Pct Previous Year: WRSI anomaly uses the previous year end-of-season WRSI instead of the median WRSI.

Although site/region specific validation is important, the user may use these anomaly maps as a semi-quantitative indicator for the performance of the crops in relation to the average condition. For example, a value close to 100 signifies that this year's crop performance is about same compared to the median or last year, while percentage above and below 100 may indicate above and below the median or last year's production forecasts, respectively.

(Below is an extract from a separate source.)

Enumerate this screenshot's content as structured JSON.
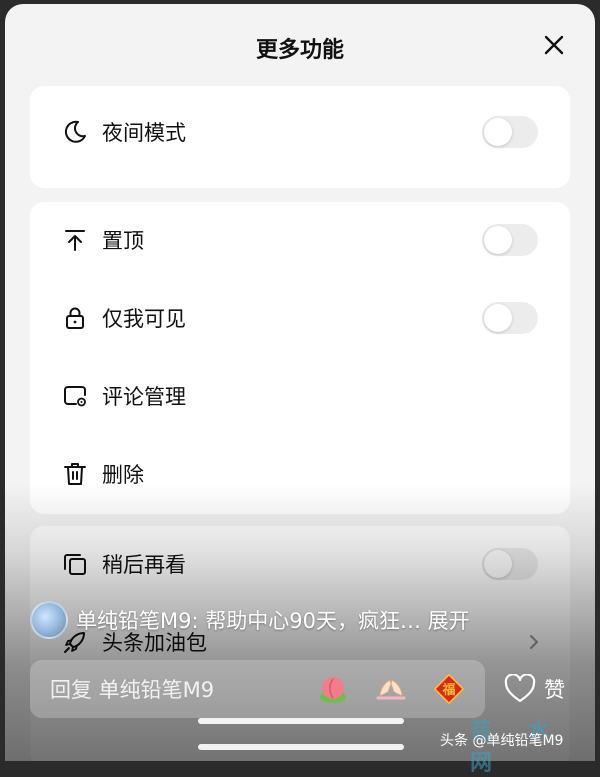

* Originally developed by FAO, the WRSI has been adapted and extended by USGS in a geospatial application to support FEWS NET monitoring requirements.


References:

FAO, 1977. Crop water requirements. FAO Irrigation and Drainage Paper No. 24, by Doorenbos J and W.O. Pruitt. FAO, Rome, Italy.

FAO, 1979. Agrometeorological crop monitoring and forecasting. FAO Plant Production and Protection paper No. 17, by M. Frère and G.F. Popov. FAO, Rome, Italy.

FAO, 1986. Early Agrometeorological crop yield forecasting. FAO Plant Production and Protection paper No. 73, by M. Frère and G.F. Popov. FAO, Rome, Italy.

Gesch, D.B., K.L. Verdin and S.K. Greenlee, 1999. New land surface digital elevation model covers the Earth. EOS, Transactions of the American Geophysical Union, v. 80, n. 6, pp. 69-70.

Senay, G.B. and J. Verdin, 2001. Using a GIS-Based Water Balance Model to Assess Regional Crop Performance. Proceedings of the Fifth International Workshop on Application of Remote Sensing in Hydrology, October 2-5, 2001, Montpellier, France.

Senay, G.B. and J. Verdin, 2003. Characterization of Yield Reduction in Ethiopia Using a GIS-Based Crop Water Balance Model. Canadian Journal of Remote Sensing, vol. 29, no. 6, pp. 687-692.

Shuttleworth, J., 1992. Evaporation. Handbook of Hydrology, Maidment, D. (ed.). McGraw-Hill: New York; 4.1-4.53.

Smith, M., 1992. Expert consultation on revision of FAO methodologies for crop water requirements. FAO, Rome, Publication 73.

Verdin, J. and R. Klaver, 2002. Grid cell based crop water accounting for the famine early warning system. Hydrological Processes, 16:1617-1630.

Xie, P. and P.A. Arkin, 1997. A 17-year monthly analysis based on gauge observations, satellite estimates, and numerical model outputs. Bulletin of the American Meteorological Society 78(11): 2539-58.